“We met with the Hibakusha, who are survivors and friends and families of the survivors of the initial detonation, and seeing the wreckage at first hand, hearing people’s accounts about what happened and what it meant to them subsequently, really brought it home.”
The experience left him questioning the line between activism and direct political involvement. “I was pretty energised and agitated by the politics of the time, and wanted to be useful – and how useful are you in a rock band?” he asked himself.
In December 1984 Garrett took his first tilt at politics in the federal election, joining the newly formed Nuclear Disarmament Party and heading the New South Wales senate ticket. He fell just short of a seat – squeezed out, ironically, by Labor preferences.
It was a fascinating chapter in Australian political life, as well as the life of Midnight Oil, dramatically captured by filmmaker Ray Argall’s documentary, Midnight Oil: 1984, which was filmed against the backdrop of the Cold War.
Argall’s film had been a long time in the making. That year, Garrett had joined the band on tour, shooting thousands of hours of footage. The film is fleshed out by period news footage and contemporary interviews with the band and associates.
It also captures a driven man running on what seems like combination of adrenaline and fumes. Garrett would arrive at rehearsals or soundchecks with folders full of briefing notes – between his meetings and interviews – before playing high-octane shows in the evening. Then he’d wake up the next day and do it all again.
“When I looked at the film rushes it did come flooding back,” Garrett said. “I guess my strongest sense was the sense of solidarity of the band, who were essentially signing off on the extracurricular activity of their singer.
“My memory of it is more about this upwelling of energy that was driving us, which meant when you got on stage at night – even though you’d been up really early in the morning and going on morning telly – there was still a lot of juice in the tank.”
It was a sliding-doors moment for the iconic singer. Could the band have continued? “I think probably we could have,” Garrett said, before conceding that maybe they would have gone into hiatus “like they did 15 years later and played surf music” – as several members of Midnight Oil did with the band, the Break, after Garrett eventually joined the Labor Party and left the band in 2002.
That move saw Garrett labelled a turncoat by many activists, but he pointed to the many gains made by the disarmament movement as evidence of its incremental success. He says Midnight Oil: 1984 captures a sense of the energy of that movement in its earlier days.

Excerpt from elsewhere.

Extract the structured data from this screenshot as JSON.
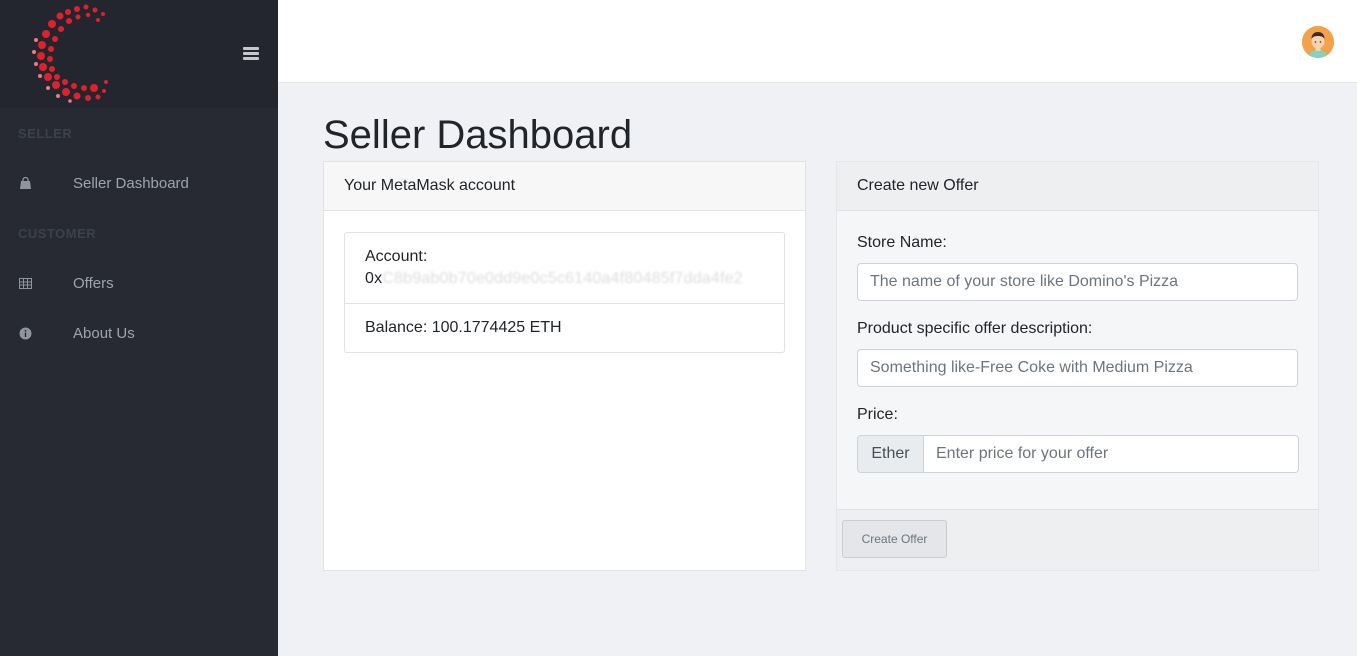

“There were a bunch of different actions and actors breaking out of the conventional narrative,” he said. “At the beginning, of course, we were dismissed as silly fringe-dwellers, and then there was the attempt to completely destabilise us and dirty us up.
“And yet through all of that, there was this other energy – this other, younger Australia saying well hang on a sec, this is something that is important to us. It was idealistic … But they’re ideals that I was proud of and I’m still proud of them.
“If you consider the international campaign against nuclear weapons now, and the ICAN [International Campaign to Abolish Nuclear Weapons] group who won the Nobel peace prize last year – some of those people were people in the Midnight Oil audience.
“Is it naive? I don’t think so; I think we’re closer to resolving that issue than we’ve been for a very long time, with a new treaty [on the non-proliferation of nuclear weapons] getting ratified around the world.
“It’s not as though the issue just disappeared from sight once we’d done our bit, everybody else has picked it up and done fantastic things since.”
As for Midnight Oil, who reformed last year for their first tour since 2001, Garrett said they would be reconvening soon, and while there were no firm plans, it seemed likely the band would work together again.
“I think we were pretty blown away by the Great Circle [tour] and the level of response both here and overseas, and even though people have sort of scattered to the four corners, we’re all coming back, so that in itself is a positive sign.
“I’d like to think we can do some more songs. I know I’m writing; I suspect the other boys are writing. At this stage of the game you just literally thank your lucky stars that you can be in a band like this.”
First published in The Guardian, 1 September 2018